TASK OBJECTIVE.
Except for the pictures, reproduce the records word for word.

Data about app and page elements.
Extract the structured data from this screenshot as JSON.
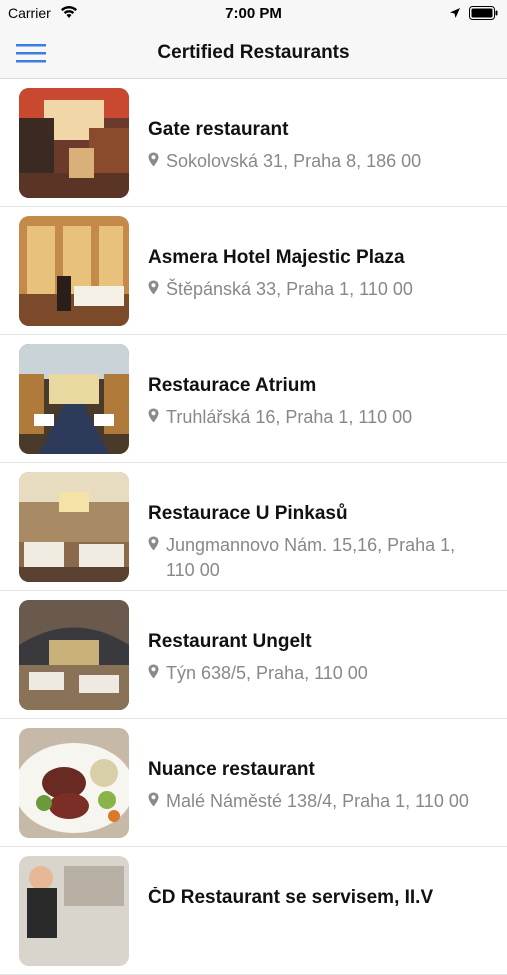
{
  "status_bar": {
    "carrier": "Carrier",
    "time": "7:00 PM"
  },
  "nav": {
    "title": "Certified Restaurants",
    "menu_icon": "hamburger-menu-icon",
    "accent": "#3a7ee4"
  },
  "restaurants": [
    {
      "name": "Gate restaurant",
      "address": "Sokolovská 31, Praha 8, 186 00"
    },
    {
      "name": "Asmera Hotel Majestic Plaza",
      "address": "Štěpánská 33, Praha 1, 110 00"
    },
    {
      "name": "Restaurace Atrium",
      "address": "Truhlářská 16, Praha 1, 110 00"
    },
    {
      "name": "Restaurace U Pinkasů",
      "address": "Jungmannovo Nám. 15,16, Praha 1, 110 00"
    },
    {
      "name": "Restaurant Ungelt",
      "address": "Týn 638/5, Praha, 110 00"
    },
    {
      "name": "Nuance restaurant",
      "address": "Malé Náměsté 138/4, Praha 1, 110 00"
    },
    {
      "name": "ČD Restaurant se servisem, II.V",
      "address": ""
    }
  ]
}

ANSWER.
Extract the structured data from this screenshot as JSON.
{
  "status_bar": {
    "carrier": "Carrier",
    "time": "7:00 PM"
  },
  "nav": {
    "title": "Certified Restaurants",
    "menu_icon": "hamburger-menu-icon",
    "accent": "#3a7ee4"
  },
  "restaurants": [
    {
      "name": "Gate restaurant",
      "address": "Sokolovská 31, Praha 8, 186 00"
    },
    {
      "name": "Asmera Hotel Majestic Plaza",
      "address": "Štěpánská 33, Praha 1, 110 00"
    },
    {
      "name": "Restaurace Atrium",
      "address": "Truhlářská 16, Praha 1, 110 00"
    },
    {
      "name": "Restaurace U Pinkasů",
      "address": "Jungmannovo Nám. 15,16, Praha 1, 110 00"
    },
    {
      "name": "Restaurant Ungelt",
      "address": "Týn 638/5, Praha, 110 00"
    },
    {
      "name": "Nuance restaurant",
      "address": "Malé Náměsté 138/4, Praha 1, 110 00"
    },
    {
      "name": "ČD Restaurant se servisem, II.V",
      "address": ""
    }
  ]
}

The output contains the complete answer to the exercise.